A deal on stronger standards on emissions and a national clean air agreement will help Australia to reduce air pollution and save billions of dollars.
Australia’s federal and state governments decided to cooperate to improve air quality standards, and environment ministers released a discussion paper for a national clean air agreement, which should assure tougher air quality standards, hinder mercury release into the environment and restrict emissions from the shipping sector. Other matters discussed include the withdrawal of micro-plastics that harm the marine environment and the banning of non-biodegradable plastic bags.
A change adaption working group involving all the states has been instituted in order to guarantee the effectiveness of the reform, and it will work on issues such as water management and renewable energy opportunities.
Also, at the moment the health costs of air pollution cost Australia up to $24.3bn a year, and current standards don’t protect enough human health, so the decision to launch a new policy has been hailed by many as it could help the country save billions of dollars, too.

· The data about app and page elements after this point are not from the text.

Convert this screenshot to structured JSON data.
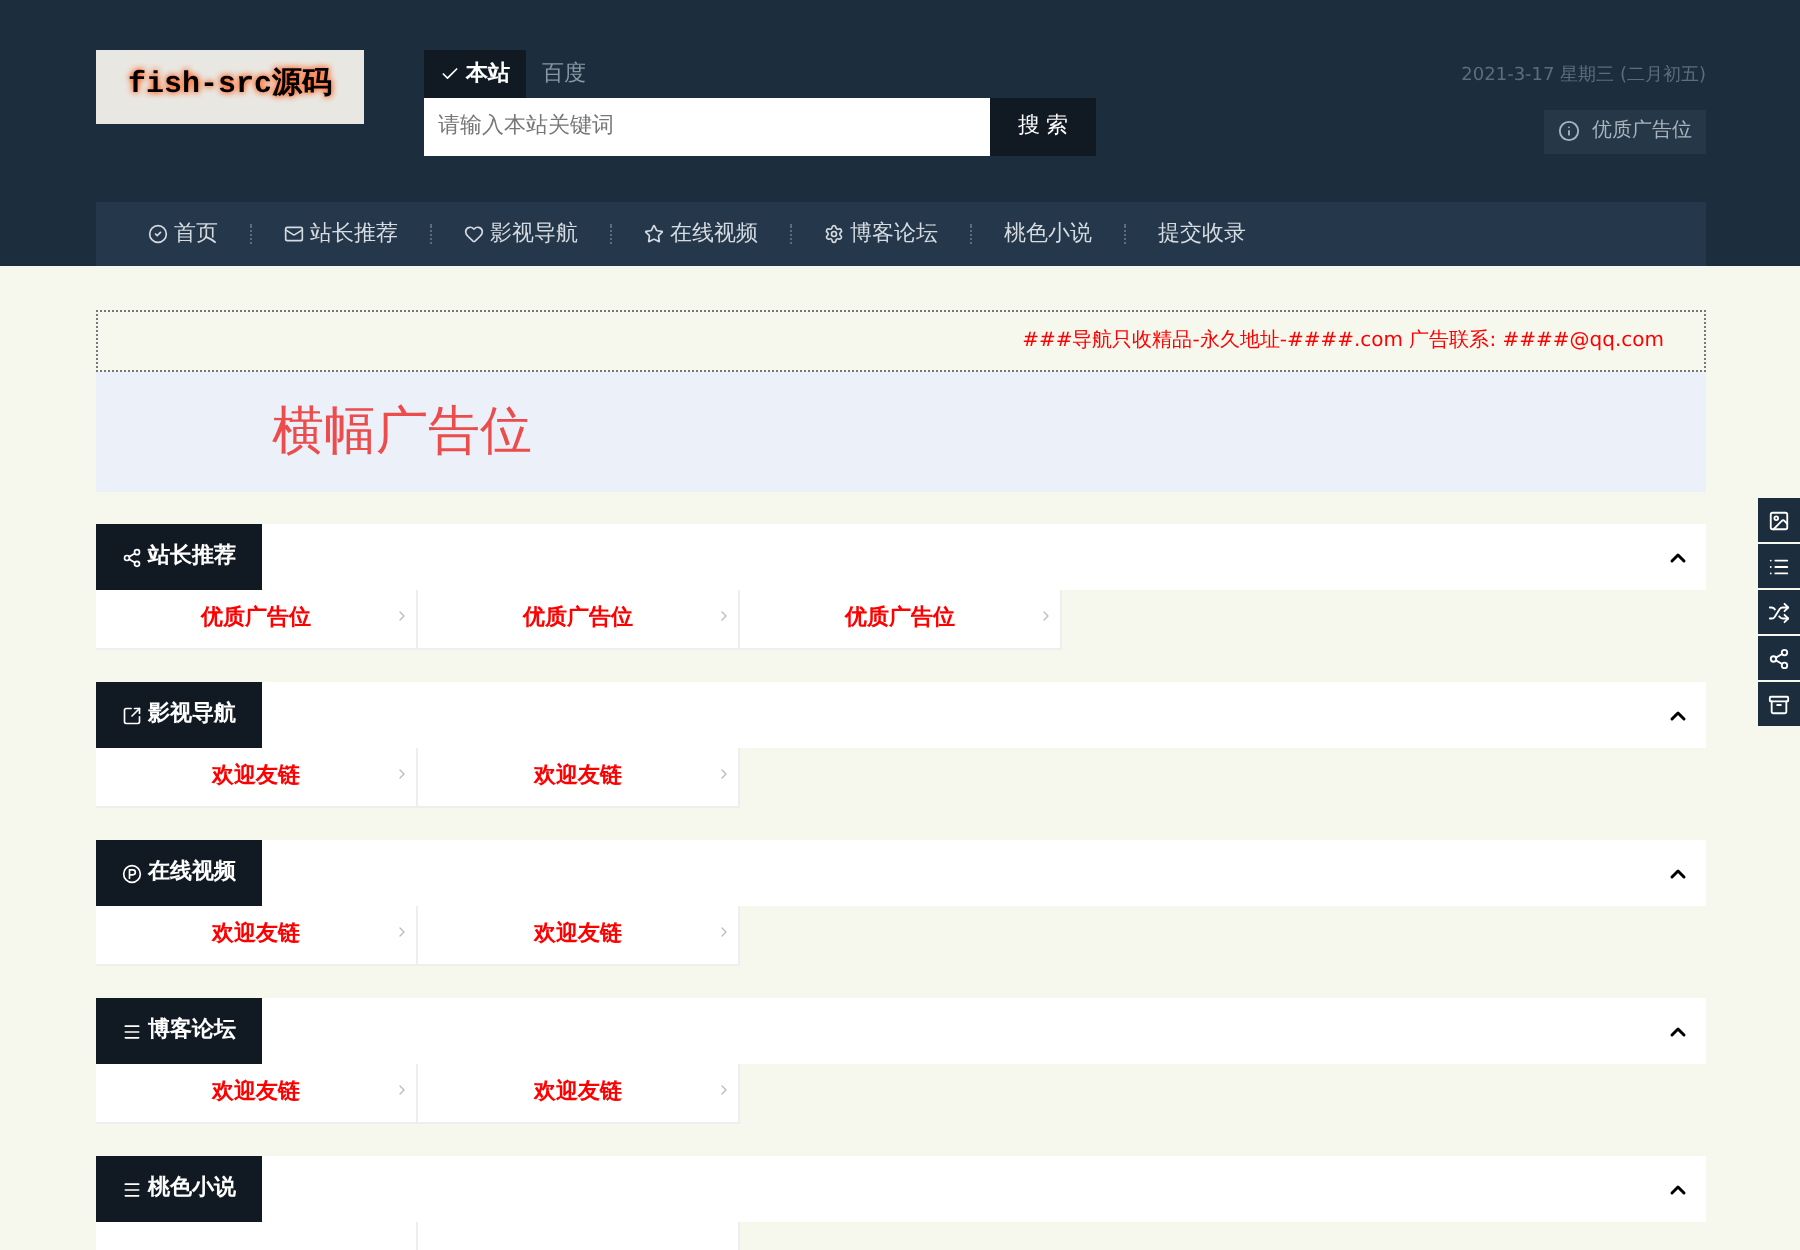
{
  "logo": {
    "text": "fish-src源码"
  },
  "search": {
    "engines": [
      {
        "label": "本站",
        "selected": true
      },
      {
        "label": "百度",
        "selected": false
      }
    ],
    "placeholder": "请输入本站关键词",
    "button": "搜 索"
  },
  "date": "2021-3-17 星期三 (二月初五)",
  "ad_button": "优质广告位",
  "nav": [
    {
      "label": "首页"
    },
    {
      "label": "站长推荐"
    },
    {
      "label": "影视导航"
    },
    {
      "label": "在线视频"
    },
    {
      "label": "博客论坛"
    },
    {
      "label": "桃色小说"
    },
    {
      "label": "提交收录"
    }
  ],
  "notice": "###导航只收精品-永久地址-####.com 广告联系: ####@qq.com",
  "banner": "横幅广告位",
  "sections": [
    {
      "title": "站长推荐",
      "expanded": true,
      "links": [
        "优质广告位",
        "优质广告位",
        "优质广告位"
      ]
    },
    {
      "title": "影视导航",
      "expanded": true,
      "links": [
        "欢迎友链",
        "欢迎友链"
      ]
    },
    {
      "title": "在线视频",
      "expanded": true,
      "links": [
        "欢迎友链",
        "欢迎友链"
      ]
    },
    {
      "title": "博客论坛",
      "expanded": true,
      "links": [
        "欢迎友链",
        "欢迎友链"
      ]
    },
    {
      "title": "桃色小说",
      "expanded": true
    }
  ]
}
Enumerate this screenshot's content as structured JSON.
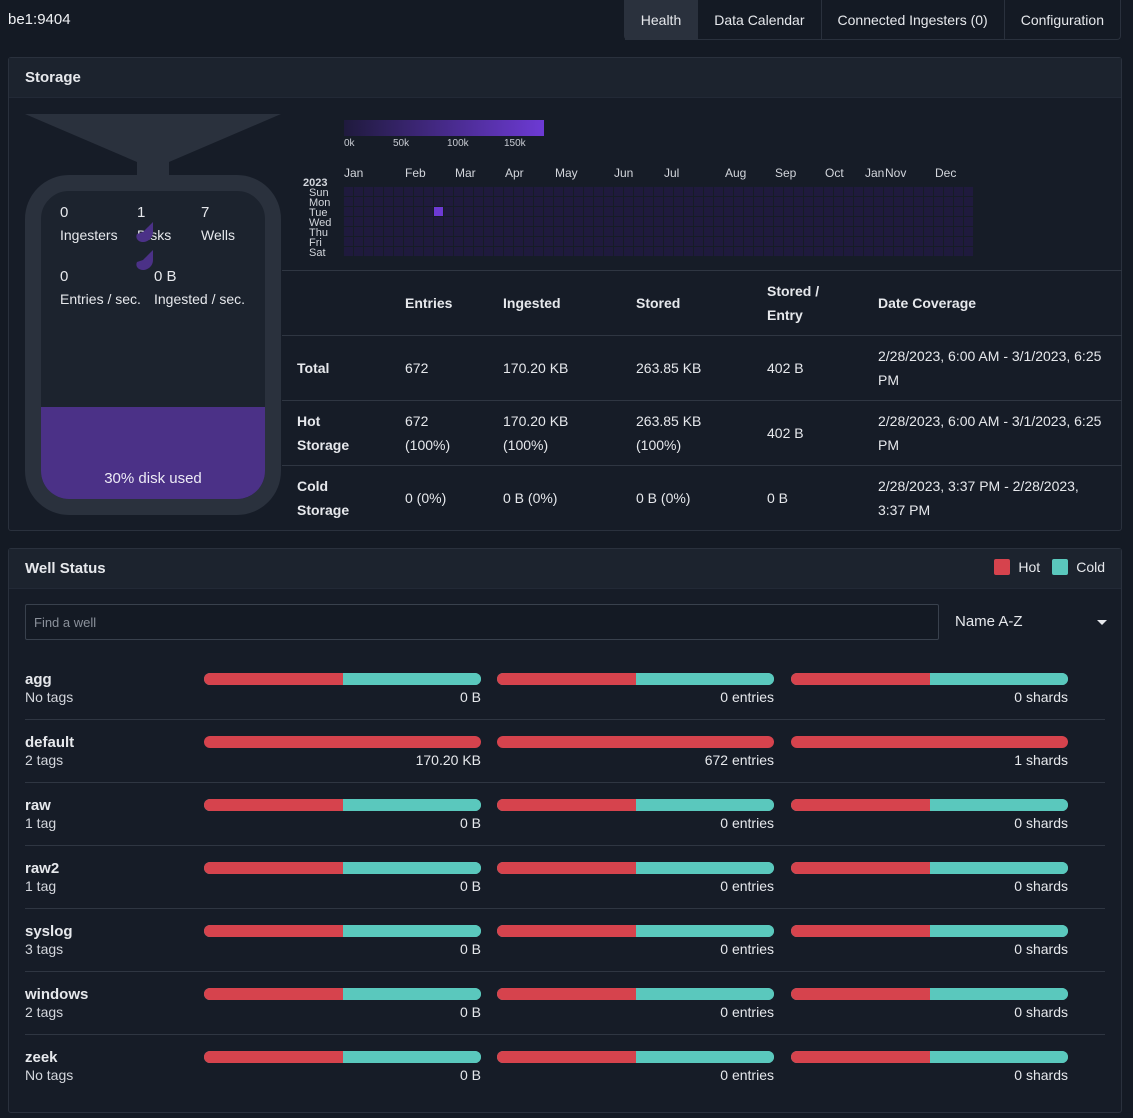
{
  "header": {
    "host": "be1:9404",
    "tabs": [
      "Health",
      "Data Calendar",
      "Connected Ingesters (0)",
      "Configuration"
    ],
    "active_tab": "Health"
  },
  "storage": {
    "title": "Storage",
    "stats": {
      "ingesters": "0",
      "ingesters_label": "Ingesters",
      "disks": "1",
      "disks_label": "Disks",
      "wells": "7",
      "wells_label": "Wells",
      "eps": "0",
      "eps_label": "Entries / sec.",
      "ingested": "0 B",
      "ingested_label": "Ingested / sec."
    },
    "disk_used_fraction": 0.3,
    "disk_used_label": "30% disk used",
    "heatmap": {
      "legend_ticks": [
        "0k",
        "50k",
        "100k",
        "150k"
      ],
      "year": "2023",
      "months": [
        "Jan",
        "Feb",
        "Mar",
        "Apr",
        "May",
        "Jun",
        "Jul",
        "Aug",
        "Sep",
        "Oct",
        "Jan",
        "Nov",
        "Dec"
      ],
      "days": [
        "Sun",
        "Mon",
        "Tue",
        "Wed",
        "Thu",
        "Fri",
        "Sat"
      ],
      "active_week": 9,
      "active_day": 2,
      "active_color": "#6d3ad4",
      "empty_color": "#1f1a3d"
    },
    "table": {
      "headers": [
        "",
        "Entries",
        "Ingested",
        "Stored",
        "Stored / Entry",
        "Date Coverage"
      ],
      "rows": [
        [
          "Total",
          "672",
          "170.20 KB",
          "263.85 KB",
          "402 B",
          "2/28/2023, 6:00 AM - 3/1/2023, 6:25 PM"
        ],
        [
          "Hot Storage",
          "672 (100%)",
          "170.20 KB (100%)",
          "263.85 KB (100%)",
          "402 B",
          "2/28/2023, 6:00 AM - 3/1/2023, 6:25 PM"
        ],
        [
          "Cold Storage",
          "0 (0%)",
          "0 B (0%)",
          "0 B (0%)",
          "0 B",
          "2/28/2023, 3:37 PM - 2/28/2023, 3:37 PM"
        ]
      ]
    }
  },
  "well_status": {
    "title": "Well Status",
    "legend": [
      {
        "label": "Hot",
        "color": "#d6434d"
      },
      {
        "label": "Cold",
        "color": "#5ac8bd"
      }
    ],
    "search_placeholder": "Find a well",
    "sort": "Name A-Z",
    "wells": [
      {
        "name": "agg",
        "tags": "No tags",
        "hot_fraction": 0.5,
        "size": "0 B",
        "entries": "0 entries",
        "shards": "0 shards"
      },
      {
        "name": "default",
        "tags": "2 tags",
        "hot_fraction": 1.0,
        "size": "170.20 KB",
        "entries": "672 entries",
        "shards": "1 shards"
      },
      {
        "name": "raw",
        "tags": "1 tag",
        "hot_fraction": 0.5,
        "size": "0 B",
        "entries": "0 entries",
        "shards": "0 shards"
      },
      {
        "name": "raw2",
        "tags": "1 tag",
        "hot_fraction": 0.5,
        "size": "0 B",
        "entries": "0 entries",
        "shards": "0 shards"
      },
      {
        "name": "syslog",
        "tags": "3 tags",
        "hot_fraction": 0.5,
        "size": "0 B",
        "entries": "0 entries",
        "shards": "0 shards"
      },
      {
        "name": "windows",
        "tags": "2 tags",
        "hot_fraction": 0.5,
        "size": "0 B",
        "entries": "0 entries",
        "shards": "0 shards"
      },
      {
        "name": "zeek",
        "tags": "No tags",
        "hot_fraction": 0.5,
        "size": "0 B",
        "entries": "0 entries",
        "shards": "0 shards"
      }
    ]
  }
}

The federal environment minister Greg Hunt showed himself satisfied by the “remarkable cooperation” between all institutions, and declared that the national clean air agreement could be put into effect by July 2016.
The gLAWcal Team
Friday, 27 February 2015